In Jesus Christ, you are dead to sin & alive to the heavenly Father. You are not slaves to sin but children of God, recipients of His righteousness. In this Gospel reading from John, Jesus opened the door of His Father’s Kingdom & gives us a glimpse of His greater work. He teaches us to live, not by the littleness of our minds (talking about people), but by the greatness of His Kingdom, talking & working with people, “…that the works of God might be displayed.” By now, all of us have been affected by the coronavirus, even if we haven’t gotten the disease. The events of the Gospel of John are recorded to reassure us that Jesus sees each one of us, not as problems. Jesus sees you & me personally, as individual children of the heavenly Father.

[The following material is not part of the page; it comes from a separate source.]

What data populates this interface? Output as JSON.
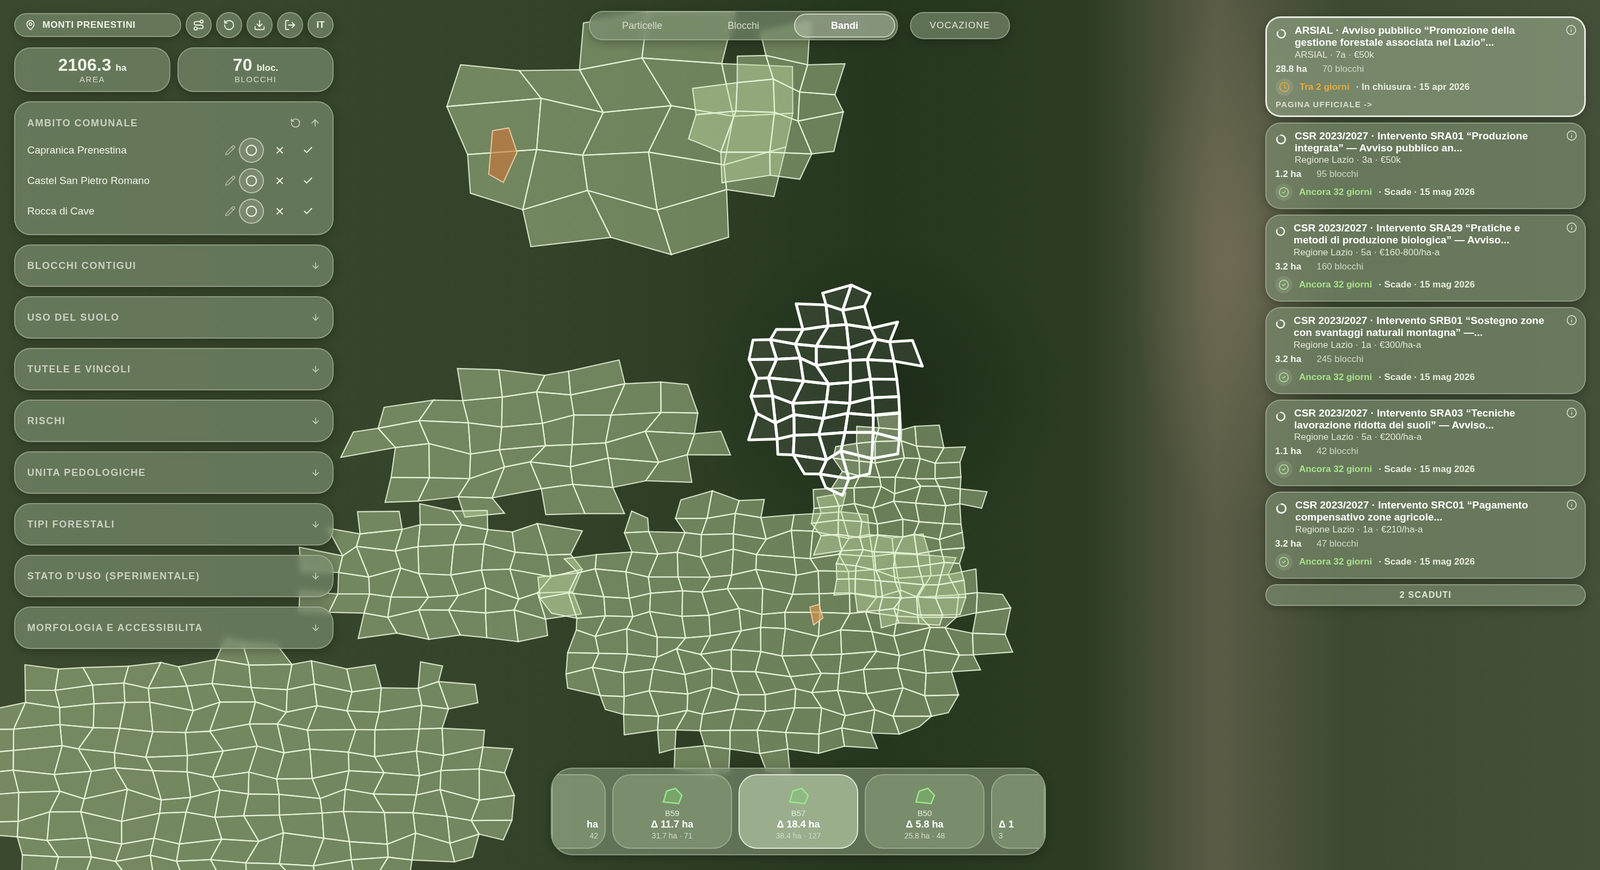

Yes, He might not be miraculously healing you as you wish, but God your Creator, does not simply see you as a problem. He called you His child at baptism & is still calling you His child today. He may not have erased your illnesses, or the trials you face, but He has erased the end result of them. The only death that truly matters is the eternal one, & it has been defeated.
On Easter morning, Jesus crossed over to the other side of death. The new creation has begun. Death can no longer hold you. When you are born of the Spirit, the new you has begun, even before you physically die. Once born of the Spirit you are then part of that greater story which our heavenly Father is writing. He is writing names in the Book of Life.
Since God is in control of everything, even the coronavirus must submit to the will of our Lord & Savior. The goal of His will on earth is not that we discover “who sinned,” but that the world will one day know “who is saved.” At the resurrection that will be made known to all.
The man who was born blind was given sight, but the even bigger deal, is that through Jesus he was born of the Spirit. So was the Samaritan woman, & Nicodemus as well. Jesus sees your heart & soul too, not just your problems. He longs for you to turn back from your ways & follow Him to eternal life. That is a giant & beautiful & yet very personal story. Amen.
Chief of sinners though I be, Jesus shed His blood for me, died that I might live on high, lives that I might never die. As the branch is to the vine, I am His, & He is mine. Oh, the height of Jesus’ love, higher than the heavens above, deeper than the depths of sea, lasting as eternity! Love that found me – wondrous thought! Found me when I sought Him not. O my Savior, help afford by Your Spirit & Your Word! When my wayward heart would stray, keep me in the narrow way; grace in time of need supply while I live & when I die. Amen. LSB 611:1-2, 5.
 John 9:3
Pastor Dean R. Poellet